According to a 2001 World Bank report titled Engendering Development—Through Gender Equality in Rights, Resources, and Voice, enormous disparities exist between men and women in terms of basic rights and the power to determine the future, both in Africa and around the globe. A better understanding of the links between gender, public policy and development outcomes would allow for more effective policy formulation and implementation at many levels. This book, through its discussion of the challenges, achievements and lessons learned in efforts to attain gender equality, sheds light on these important issues.
The book contains chapters from an interdisciplinary group of scholars, including sociologists, economists, political scientists, scholars of law, anthropologists, historians and others. The work includes analysis of strategic gender initiatives, case studies, research, and policies as well as conceptual and theoretical pieces.

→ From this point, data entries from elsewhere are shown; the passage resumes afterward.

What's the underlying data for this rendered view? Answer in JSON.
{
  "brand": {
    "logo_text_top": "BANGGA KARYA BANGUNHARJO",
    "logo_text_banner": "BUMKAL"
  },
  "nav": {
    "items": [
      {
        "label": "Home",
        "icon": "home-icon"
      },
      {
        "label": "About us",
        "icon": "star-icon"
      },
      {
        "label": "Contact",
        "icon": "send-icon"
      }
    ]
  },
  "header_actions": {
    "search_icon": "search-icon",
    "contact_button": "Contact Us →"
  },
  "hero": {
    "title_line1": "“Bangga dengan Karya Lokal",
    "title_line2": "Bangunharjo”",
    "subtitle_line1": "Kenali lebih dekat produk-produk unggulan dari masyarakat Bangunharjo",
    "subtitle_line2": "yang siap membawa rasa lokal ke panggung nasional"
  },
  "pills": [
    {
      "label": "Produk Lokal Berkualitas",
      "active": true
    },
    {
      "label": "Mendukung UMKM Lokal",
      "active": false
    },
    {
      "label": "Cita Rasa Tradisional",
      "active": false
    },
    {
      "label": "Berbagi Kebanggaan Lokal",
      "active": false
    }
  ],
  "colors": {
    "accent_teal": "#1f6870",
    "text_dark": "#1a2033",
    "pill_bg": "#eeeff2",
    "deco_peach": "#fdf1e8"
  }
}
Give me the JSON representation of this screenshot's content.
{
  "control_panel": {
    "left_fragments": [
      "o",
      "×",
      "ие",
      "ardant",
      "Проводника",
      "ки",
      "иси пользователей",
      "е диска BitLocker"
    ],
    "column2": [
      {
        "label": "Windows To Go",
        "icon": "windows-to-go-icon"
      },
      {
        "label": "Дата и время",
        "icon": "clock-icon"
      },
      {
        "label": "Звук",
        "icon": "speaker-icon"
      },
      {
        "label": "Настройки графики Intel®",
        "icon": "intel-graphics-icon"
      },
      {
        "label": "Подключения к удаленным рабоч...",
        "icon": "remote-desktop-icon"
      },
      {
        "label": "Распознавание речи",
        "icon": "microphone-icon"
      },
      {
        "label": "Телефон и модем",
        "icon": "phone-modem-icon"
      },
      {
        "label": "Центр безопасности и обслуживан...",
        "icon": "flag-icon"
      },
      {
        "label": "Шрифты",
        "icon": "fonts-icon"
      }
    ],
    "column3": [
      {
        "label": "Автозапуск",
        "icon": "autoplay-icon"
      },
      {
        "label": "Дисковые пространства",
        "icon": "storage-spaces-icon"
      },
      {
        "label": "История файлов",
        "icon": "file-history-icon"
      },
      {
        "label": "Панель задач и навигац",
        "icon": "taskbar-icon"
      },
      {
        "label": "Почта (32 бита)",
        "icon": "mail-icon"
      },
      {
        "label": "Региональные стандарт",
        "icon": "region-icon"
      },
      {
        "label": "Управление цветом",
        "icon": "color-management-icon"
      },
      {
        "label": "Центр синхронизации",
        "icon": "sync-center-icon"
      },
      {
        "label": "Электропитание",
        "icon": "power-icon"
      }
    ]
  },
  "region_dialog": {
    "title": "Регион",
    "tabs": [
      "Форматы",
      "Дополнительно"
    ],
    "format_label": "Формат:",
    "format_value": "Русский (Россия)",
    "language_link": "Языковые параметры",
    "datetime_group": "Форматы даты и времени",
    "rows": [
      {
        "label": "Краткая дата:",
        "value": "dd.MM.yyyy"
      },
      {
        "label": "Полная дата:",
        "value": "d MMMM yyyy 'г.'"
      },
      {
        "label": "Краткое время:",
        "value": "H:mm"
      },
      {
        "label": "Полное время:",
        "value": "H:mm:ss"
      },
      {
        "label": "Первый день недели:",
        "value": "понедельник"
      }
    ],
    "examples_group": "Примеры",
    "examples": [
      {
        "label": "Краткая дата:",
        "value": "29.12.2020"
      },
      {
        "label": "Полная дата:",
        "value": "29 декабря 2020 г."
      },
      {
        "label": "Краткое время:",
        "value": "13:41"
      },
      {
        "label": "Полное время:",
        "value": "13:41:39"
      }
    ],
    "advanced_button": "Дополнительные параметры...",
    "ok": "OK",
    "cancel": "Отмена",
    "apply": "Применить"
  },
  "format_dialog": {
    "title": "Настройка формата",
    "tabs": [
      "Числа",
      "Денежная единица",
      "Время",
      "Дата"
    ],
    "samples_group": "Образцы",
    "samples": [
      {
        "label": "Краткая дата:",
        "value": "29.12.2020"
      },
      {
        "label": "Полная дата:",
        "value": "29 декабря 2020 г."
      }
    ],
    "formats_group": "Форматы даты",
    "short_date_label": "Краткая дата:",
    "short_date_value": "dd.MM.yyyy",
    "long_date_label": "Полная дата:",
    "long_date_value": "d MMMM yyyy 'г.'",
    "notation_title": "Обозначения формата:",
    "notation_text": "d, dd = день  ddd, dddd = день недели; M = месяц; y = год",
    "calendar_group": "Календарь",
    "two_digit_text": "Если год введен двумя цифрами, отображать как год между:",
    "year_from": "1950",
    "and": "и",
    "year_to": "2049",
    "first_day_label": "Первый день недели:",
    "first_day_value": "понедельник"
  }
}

With its format of ideas, resources and recorded experiences as well as theoretical models and best practices, the book is an important contribution to academic and political discourse on the intricate links between gender, power, and social change in Africa and around the world.
Results 1-5 of 5
The Southern African Cases: Mozambique, Namibia and South Africa
Mozambique, Namibia and South Africa all emerged from conflict situations in the
early 1990s—Mozambique from decades of civil war, Namibia from decades of
war for ...
In South Africa and Mozambique, meanwhile, the two ruling parties—the African
National Congress (ANC) and the Front for the Liberation of Mozambique (
Frelimo) respectively—adopted 30 percent quotas for their candidate lists for
In Mozambique and South Africa, Tanzania and Uganda, the progress for women
in parliament has been steady over the last three national elections (see Table 1-
1), with Mozambique and South Africa above 30 percent women and Uganda ...
Party-based voluntary quotas Looking in more detail at party-based quotas, we
note that in Mozambique and South Africa a specific combination has led to the
achievement of more than 30 percent women in national legislatures: voluntary ...
You have reached your viewing limit for this book.